The 176 verses of Psalm 119 easily make it the longest chapter-type division in the Bible. As stated previously, I refer to it as a chapter-type division since psalms are technically not the same as chapters. By any designation, however, the 119th Psalm is significant apart from its considerable length.
Structure of the Psalm
In our society of instant information from electronic or printed sources it is easy to assume that people of other times in history had similar materials. Not only were such printed resources unavailable to people of older historical periods, they would have been irrelevant as well, since a majority of people in those times could not read or write. Despite such limitations, these people maintained accurate accounts of information relevant to their societies by relying on other means of retaining and transferring their history. People of the Old Testament utilized a number of literary devices to help them remember their texts. Psalm 119 was composed using a literary device known as an acrostic.
An acrostic uses sets of letters to form a pattern within a segment of a text. For example, most of the Old Testament is composed in the Hebrew language whose alphabet has twenty-two letters. The first and second chapters of Lamentations each have twenty-two verses, and each verse begins with the succeeding Hebrew letter. The first word of Lamentations 1:1 begins with ALEPH, the first letter in the Hebrew alphabet, the first word of 1:2 begins with BETH, the second letter. The pattern continues through this chapter so that the first letter in each verse begins with the next letter in the alphabet. Acrostics are used in several places within the Old Testament, including Psalms 9, 10, 25, 37, 111, 112, 145, and Lamentations 1-4. The third chapter of Lamentations contains sixty-six verses arranged in sections with three verses beginning with each Hebrew letter.
Psalm 119 is composed in a similar manner, yet eight verses begin with each letter of the Hebrew alphabet. Eight verses for each of the twenty-two letters produce the 176 total verses in this psalm. You may have noticed headings above these sections in some Bibles. Prior to the first eight-verse section you would see ALEPH, the first letter of the Hebrew alphabet. Just before verse nine would be BETH, the second letter. The following sections would include words representing the remaining letters of the Hebrew alphabet.
Theme of the Psalm
The central theme of Psalm 119 is the Word of God. In fact, the Scriptures are mentioned in almost every verse of this psalm, using a variety of words such as law, precepts, statutes, decrees, and testimonies.
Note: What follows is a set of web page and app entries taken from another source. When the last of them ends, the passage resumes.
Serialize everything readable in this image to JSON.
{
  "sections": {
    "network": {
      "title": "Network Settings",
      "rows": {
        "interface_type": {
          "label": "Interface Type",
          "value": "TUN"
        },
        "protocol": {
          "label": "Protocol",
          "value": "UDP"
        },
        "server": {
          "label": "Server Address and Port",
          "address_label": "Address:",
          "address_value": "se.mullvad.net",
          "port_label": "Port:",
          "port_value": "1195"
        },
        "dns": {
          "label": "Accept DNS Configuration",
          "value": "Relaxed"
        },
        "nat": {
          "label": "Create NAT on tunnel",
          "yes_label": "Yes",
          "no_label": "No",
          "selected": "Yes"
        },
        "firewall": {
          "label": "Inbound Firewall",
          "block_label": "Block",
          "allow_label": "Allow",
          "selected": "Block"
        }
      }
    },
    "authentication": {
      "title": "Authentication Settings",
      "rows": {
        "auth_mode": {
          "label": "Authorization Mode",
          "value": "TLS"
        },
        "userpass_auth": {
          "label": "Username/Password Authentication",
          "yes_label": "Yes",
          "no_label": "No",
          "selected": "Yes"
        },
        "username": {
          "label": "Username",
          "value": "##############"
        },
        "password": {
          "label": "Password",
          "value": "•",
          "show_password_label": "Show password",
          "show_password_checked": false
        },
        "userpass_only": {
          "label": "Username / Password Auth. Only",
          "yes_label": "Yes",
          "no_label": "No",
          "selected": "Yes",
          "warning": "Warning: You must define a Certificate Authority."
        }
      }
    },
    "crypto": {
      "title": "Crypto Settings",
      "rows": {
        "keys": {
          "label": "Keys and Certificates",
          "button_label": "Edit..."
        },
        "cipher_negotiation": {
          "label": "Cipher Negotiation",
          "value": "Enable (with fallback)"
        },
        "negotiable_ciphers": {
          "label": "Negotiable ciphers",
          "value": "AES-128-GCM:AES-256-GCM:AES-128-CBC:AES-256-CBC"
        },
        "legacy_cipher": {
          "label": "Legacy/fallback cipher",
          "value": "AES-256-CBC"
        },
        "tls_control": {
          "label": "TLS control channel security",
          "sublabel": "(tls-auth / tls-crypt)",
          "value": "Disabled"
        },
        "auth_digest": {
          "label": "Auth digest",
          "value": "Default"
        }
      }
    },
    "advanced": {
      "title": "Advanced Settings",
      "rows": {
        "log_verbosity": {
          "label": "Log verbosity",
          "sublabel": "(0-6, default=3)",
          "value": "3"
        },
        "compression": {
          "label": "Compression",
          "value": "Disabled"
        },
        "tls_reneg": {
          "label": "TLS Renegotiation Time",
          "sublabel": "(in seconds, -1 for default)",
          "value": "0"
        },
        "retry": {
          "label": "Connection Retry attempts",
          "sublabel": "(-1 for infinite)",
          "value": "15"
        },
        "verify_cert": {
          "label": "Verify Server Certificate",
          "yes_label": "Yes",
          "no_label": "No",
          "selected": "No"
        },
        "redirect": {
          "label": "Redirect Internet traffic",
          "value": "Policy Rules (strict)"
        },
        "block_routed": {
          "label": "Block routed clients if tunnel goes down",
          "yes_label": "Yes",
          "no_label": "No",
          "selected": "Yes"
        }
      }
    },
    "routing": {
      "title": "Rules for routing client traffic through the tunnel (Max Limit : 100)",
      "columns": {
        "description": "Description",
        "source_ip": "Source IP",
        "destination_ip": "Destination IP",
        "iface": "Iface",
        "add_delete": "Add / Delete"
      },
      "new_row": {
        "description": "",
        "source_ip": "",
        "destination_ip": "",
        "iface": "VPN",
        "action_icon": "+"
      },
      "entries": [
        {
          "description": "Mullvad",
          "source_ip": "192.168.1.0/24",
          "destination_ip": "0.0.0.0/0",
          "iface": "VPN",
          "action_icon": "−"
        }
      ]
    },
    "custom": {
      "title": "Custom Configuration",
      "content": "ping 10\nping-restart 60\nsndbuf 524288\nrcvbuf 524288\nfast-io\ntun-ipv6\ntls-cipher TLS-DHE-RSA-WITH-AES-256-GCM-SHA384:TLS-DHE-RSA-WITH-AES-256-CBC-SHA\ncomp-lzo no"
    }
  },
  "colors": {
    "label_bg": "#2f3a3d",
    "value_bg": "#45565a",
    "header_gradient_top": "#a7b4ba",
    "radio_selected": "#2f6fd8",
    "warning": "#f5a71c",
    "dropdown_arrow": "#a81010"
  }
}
In addition to the number of synonyms for the Word of God, the psalm includes a number of attributes for God’s Word. Attributes mentioned include words such as good (v. 39), true (vv. 142, 151, 160), righteous (vv. 7, 62, 75, 106, 138), right (vv. 128, 137, 144), faithful (vv. 86, 138), and pure (v. 140).
Many verses in Psalm 119 comprise the writer’s thankfulness to God for providing the Scriptures. His constant modifier for the synonyms mentioned above is the word your, as in, your precepts (v. 4), your statutes (v. 5), your commandments (v. 6), your righteous judgments (v. 7), your word (v. 9). The constant references to God as the source of Scripture underscore the divine authorship of the Bible.
In the last article we focused on the first verse of Psalm 119 which presented the blessedness that corresponds to the one whose manner of life is fulfilled by a commitment to following God’s Word. Verse one emphasizes that one’s relationship to God’s Word establishes a person’s completeness, or maturity. The remainder of the psalm provides more detail on aspects of this maturity. For instance, the Word of God enables a young man to cleanse his way (v. 9; cf. 1 John 2:14), provides light for one’s path (v. 105), and enables one to be wise (v. 98). The characteristics and benefits of the Word of God lead the psalmist to declare his delight over the Scriptures nine times in this psalm (vv. 16, 24, 35, 47, 70, 77, 92, 143, 174).
Spiritual victory is dependent on one’s knowledge of Scripture. The psalmist wrote, “Thy word I have treasured in my heart, that I may not sin against Thee” (Ps 119:11). Early in the Book of Joshua, God assured him that his success was dependent on his relationship to the Word of God (Joshua 1:8). Those who desire to be victorious against sin must be well-acquainted with God’s Word. Their consistent meditation on the Word will establish them spiritually (Psalm 1:2-3) as the Word provides a lamp to their feet and a light to their path (Psalm 119:105).